Each record that follows goes into your reply unchanged; the pictures do not.

(Interface dataset entries)

☆ ☆ ☆ ☆ ☆ ☆ ☆

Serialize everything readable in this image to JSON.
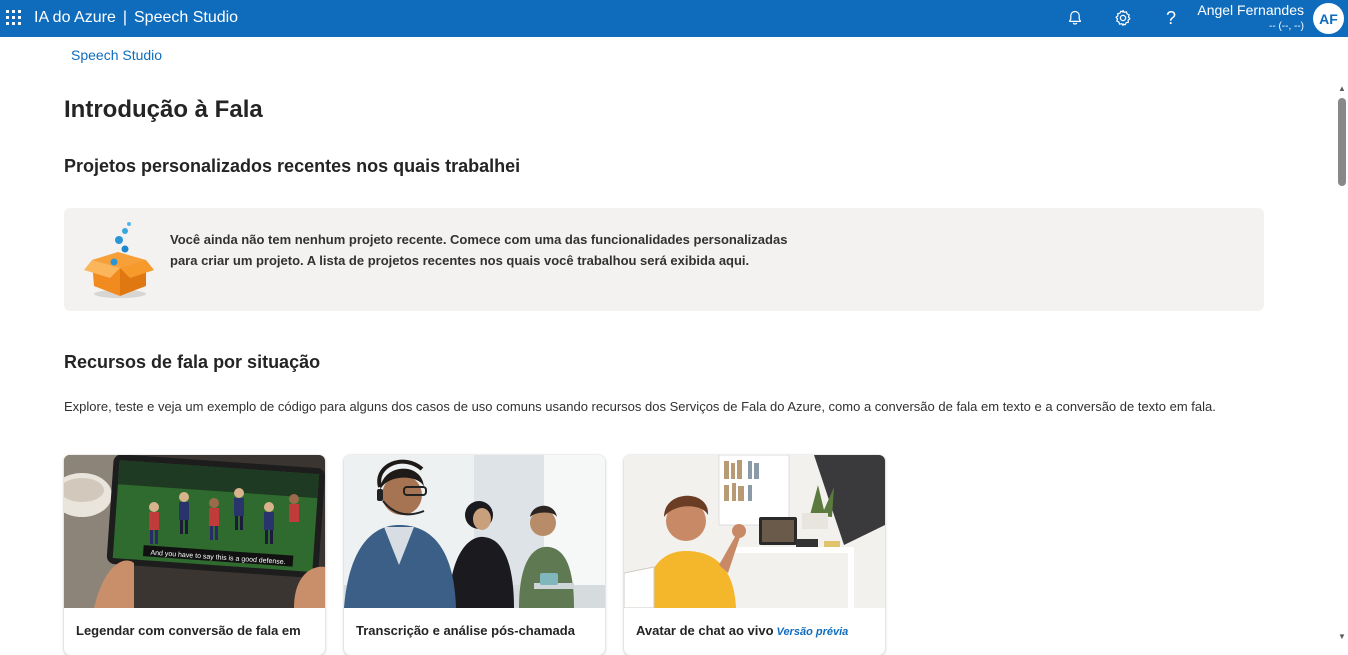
{
  "header": {
    "app_name": "IA do Azure",
    "separator": "|",
    "product": "Speech Studio",
    "icons": [
      "waffle-icon",
      "bell-icon",
      "gear-icon",
      "help-icon"
    ],
    "help_glyph": "?",
    "user_name": "Angel Fernandes",
    "user_sub": "-- (--, --)",
    "avatar_initials": "AF",
    "bar_color": "#0f6cbd"
  },
  "breadcrumb": {
    "item": "Speech Studio"
  },
  "page": {
    "title": "Introdução à Fala",
    "recent_heading": "Projetos personalizados recentes nos quais trabalhei",
    "empty_message": "Você ainda não tem nenhum projeto recente. Comece com uma das funcionalidades personalizadas para criar um projeto. A lista de projetos recentes nos quais você trabalhou será exibida aqui.",
    "scenarios_heading": "Recursos de fala por situação",
    "scenarios_desc": "Explore, teste e veja um exemplo de código para alguns dos casos de uso comuns usando recursos dos Serviços de Fala do Azure, como a conversão de fala em texto e a conversão de texto em fala."
  },
  "cards": [
    {
      "title": "Legendar com conversão de fala em",
      "image_caption": "And you have to say this is a good defense.",
      "preview": ""
    },
    {
      "title": "Transcrição e análise pós-chamada",
      "preview": ""
    },
    {
      "title": "Avatar de chat ao vivo",
      "preview": "Versão prévia"
    }
  ]
}
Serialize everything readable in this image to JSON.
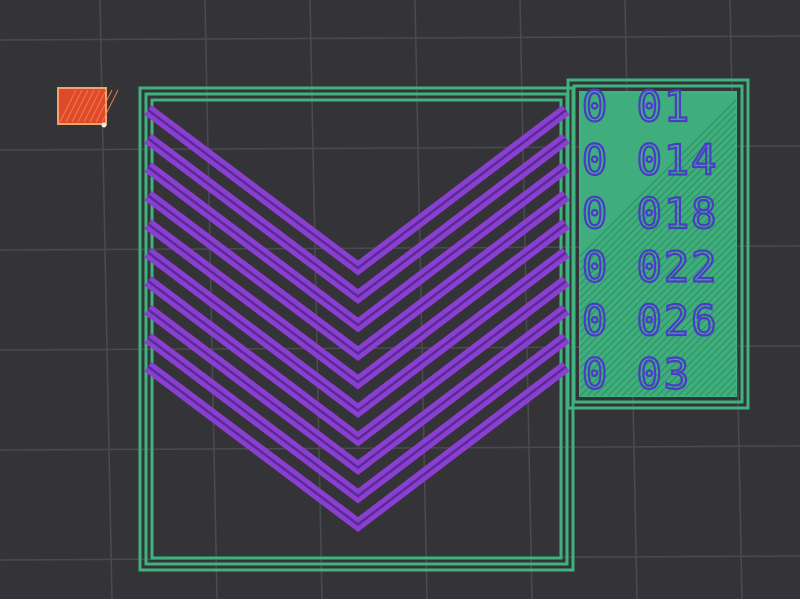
{
  "colors": {
    "background": "#343438",
    "grid": "#4a4a50",
    "perimeter": "#3fb27f",
    "perimeter_inner": "#2a2a2e",
    "chevron": "#8a3fd0",
    "chevron_dark": "#5a2a9a",
    "label_fill": "#3fae7c",
    "label_text": "#4b3bc9",
    "marker": "#e04a2a",
    "marker_edge": "#f2a56a"
  },
  "objects": {
    "marker_icon": "tool-origin-marker",
    "chevron_count": 10
  },
  "label_block": {
    "lines": [
      "0 01",
      "0 014",
      "0 018",
      "0 022",
      "0 026",
      "0 03"
    ]
  }
}
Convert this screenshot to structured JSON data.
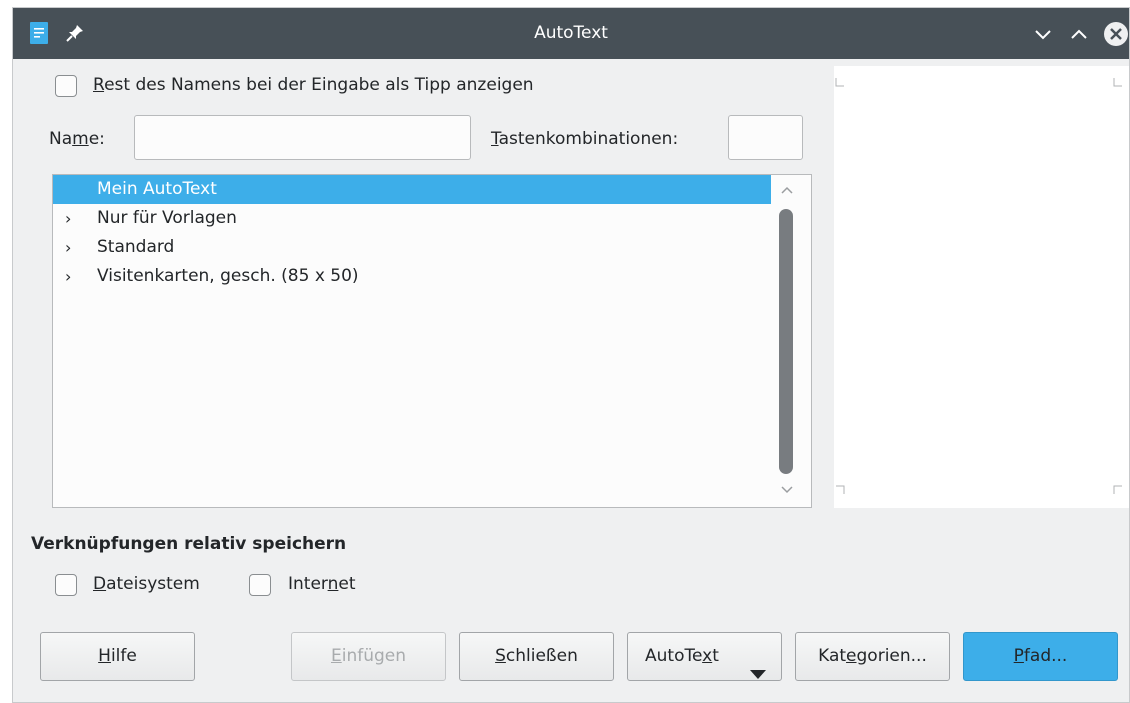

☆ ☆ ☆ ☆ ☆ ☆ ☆

▶ Answer for this exercise
Serialize everything readable in this image to JSON.
{
  "header": {
    "app_name": "IA do Azure",
    "separator": "|",
    "product": "Speech Studio",
    "icons": [
      "waffle-icon",
      "bell-icon",
      "gear-icon",
      "help-icon"
    ],
    "help_glyph": "?",
    "user_name": "Angel Fernandes",
    "user_sub": "-- (--, --)",
    "avatar_initials": "AF",
    "bar_color": "#0f6cbd"
  },
  "breadcrumb": {
    "item": "Speech Studio"
  },
  "page": {
    "title": "Introdução à Fala",
    "recent_heading": "Projetos personalizados recentes nos quais trabalhei",
    "empty_message": "Você ainda não tem nenhum projeto recente. Comece com uma das funcionalidades personalizadas para criar um projeto. A lista de projetos recentes nos quais você trabalhou será exibida aqui.",
    "scenarios_heading": "Recursos de fala por situação",
    "scenarios_desc": "Explore, teste e veja um exemplo de código para alguns dos casos de uso comuns usando recursos dos Serviços de Fala do Azure, como a conversão de fala em texto e a conversão de texto em fala."
  },
  "cards": [
    {
      "title": "Legendar com conversão de fala em",
      "image_caption": "And you have to say this is a good defense.",
      "preview": ""
    },
    {
      "title": "Transcrição e análise pós-chamada",
      "preview": ""
    },
    {
      "title": "Avatar de chat ao vivo",
      "preview": "Versão prévia"
    }
  ]
}
Serialize everything readable in this image to JSON.
{
  "colors": {
    "background": "#343438",
    "grid": "#4a4a50",
    "perimeter": "#3fb27f",
    "perimeter_inner": "#2a2a2e",
    "chevron": "#8a3fd0",
    "chevron_dark": "#5a2a9a",
    "label_fill": "#3fae7c",
    "label_text": "#4b3bc9",
    "marker": "#e04a2a",
    "marker_edge": "#f2a56a"
  },
  "objects": {
    "marker_icon": "tool-origin-marker",
    "chevron_count": 10
  },
  "label_block": {
    "lines": [
      "0 01",
      "0 014",
      "0 018",
      "0 022",
      "0 026",
      "0 03"
    ]
  }
}
Convert this screenshot to structured JSON data.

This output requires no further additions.